((

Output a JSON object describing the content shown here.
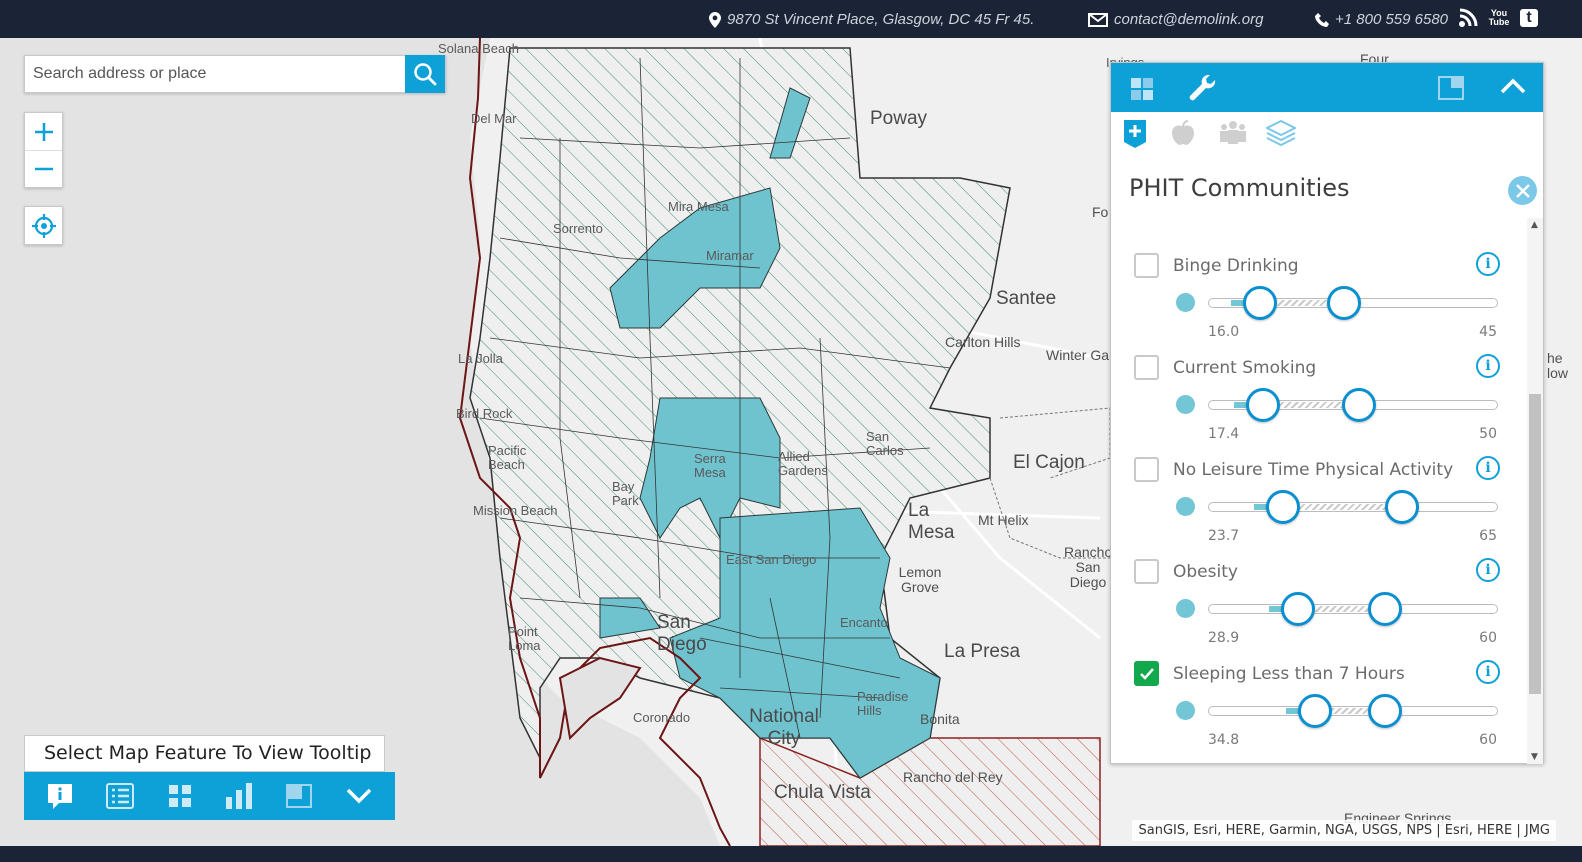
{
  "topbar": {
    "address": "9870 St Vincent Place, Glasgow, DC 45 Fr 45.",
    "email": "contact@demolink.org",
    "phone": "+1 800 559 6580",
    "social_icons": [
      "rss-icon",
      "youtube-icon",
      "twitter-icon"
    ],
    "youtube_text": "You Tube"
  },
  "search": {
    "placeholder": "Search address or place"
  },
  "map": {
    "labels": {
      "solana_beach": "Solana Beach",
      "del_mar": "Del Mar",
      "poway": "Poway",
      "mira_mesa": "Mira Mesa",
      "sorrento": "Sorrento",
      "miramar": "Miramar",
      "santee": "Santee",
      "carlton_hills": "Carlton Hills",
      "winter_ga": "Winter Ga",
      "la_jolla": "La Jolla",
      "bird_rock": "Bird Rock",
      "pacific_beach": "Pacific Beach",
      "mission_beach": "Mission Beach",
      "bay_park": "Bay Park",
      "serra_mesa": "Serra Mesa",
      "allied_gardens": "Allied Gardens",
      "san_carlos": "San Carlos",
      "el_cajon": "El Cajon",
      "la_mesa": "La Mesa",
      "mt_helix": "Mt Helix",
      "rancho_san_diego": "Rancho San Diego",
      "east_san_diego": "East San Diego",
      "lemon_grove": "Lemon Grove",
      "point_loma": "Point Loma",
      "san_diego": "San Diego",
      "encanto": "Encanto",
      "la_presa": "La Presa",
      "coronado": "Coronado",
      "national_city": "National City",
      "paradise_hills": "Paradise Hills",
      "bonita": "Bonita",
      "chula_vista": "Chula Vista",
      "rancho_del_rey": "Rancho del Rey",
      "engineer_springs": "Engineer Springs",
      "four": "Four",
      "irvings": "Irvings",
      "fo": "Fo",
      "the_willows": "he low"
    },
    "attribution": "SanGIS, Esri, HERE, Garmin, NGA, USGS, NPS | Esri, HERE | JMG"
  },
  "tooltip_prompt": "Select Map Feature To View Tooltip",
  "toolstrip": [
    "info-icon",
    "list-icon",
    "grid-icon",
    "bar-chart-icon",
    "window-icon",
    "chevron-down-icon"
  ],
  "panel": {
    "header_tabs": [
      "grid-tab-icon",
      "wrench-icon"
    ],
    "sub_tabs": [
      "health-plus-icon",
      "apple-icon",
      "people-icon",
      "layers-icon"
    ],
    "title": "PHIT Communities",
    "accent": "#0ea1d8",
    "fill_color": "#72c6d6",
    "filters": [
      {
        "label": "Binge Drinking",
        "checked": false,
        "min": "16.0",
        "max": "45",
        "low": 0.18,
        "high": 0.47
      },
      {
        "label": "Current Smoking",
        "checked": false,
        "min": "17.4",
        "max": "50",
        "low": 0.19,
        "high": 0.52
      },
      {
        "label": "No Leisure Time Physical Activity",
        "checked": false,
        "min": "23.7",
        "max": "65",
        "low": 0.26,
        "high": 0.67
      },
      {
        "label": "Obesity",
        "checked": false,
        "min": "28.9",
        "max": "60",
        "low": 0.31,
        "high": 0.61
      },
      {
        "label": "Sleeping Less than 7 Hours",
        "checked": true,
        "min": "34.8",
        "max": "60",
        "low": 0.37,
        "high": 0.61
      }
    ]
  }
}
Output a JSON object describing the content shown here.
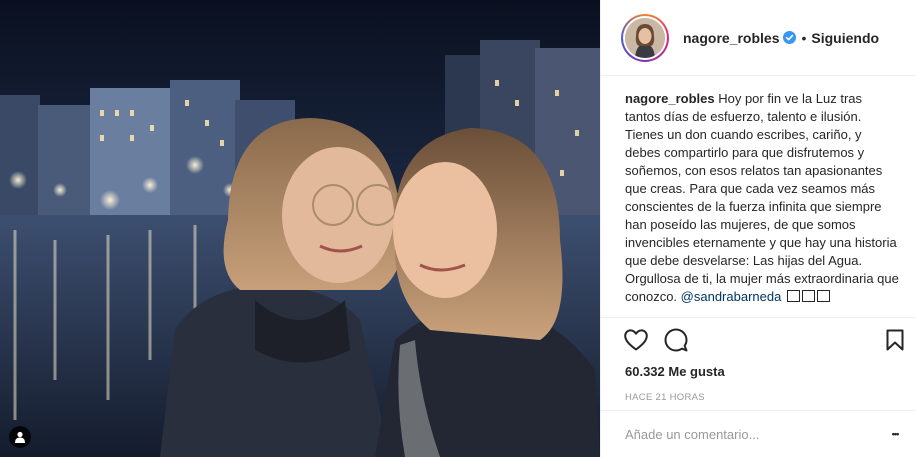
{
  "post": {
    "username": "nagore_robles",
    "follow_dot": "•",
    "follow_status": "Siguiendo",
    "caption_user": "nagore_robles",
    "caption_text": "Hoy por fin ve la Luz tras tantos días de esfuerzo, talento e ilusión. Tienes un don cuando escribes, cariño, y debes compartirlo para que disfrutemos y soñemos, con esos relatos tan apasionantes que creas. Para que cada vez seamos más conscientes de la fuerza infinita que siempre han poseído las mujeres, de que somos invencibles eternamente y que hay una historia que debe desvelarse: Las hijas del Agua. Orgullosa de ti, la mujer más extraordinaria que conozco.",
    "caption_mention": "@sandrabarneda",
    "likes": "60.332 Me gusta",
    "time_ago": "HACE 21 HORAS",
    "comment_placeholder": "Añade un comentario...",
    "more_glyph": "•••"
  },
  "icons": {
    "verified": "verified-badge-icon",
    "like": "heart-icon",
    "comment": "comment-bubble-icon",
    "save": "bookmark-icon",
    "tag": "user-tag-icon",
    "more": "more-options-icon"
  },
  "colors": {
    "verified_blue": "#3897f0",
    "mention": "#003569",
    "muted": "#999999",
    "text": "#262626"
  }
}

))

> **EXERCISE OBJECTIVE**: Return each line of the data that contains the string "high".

> **TASK RESULT**:
        "high": 0.47
        "high": 0.52
        "high": 0.67
        "high": 0.61
        "high": 0.61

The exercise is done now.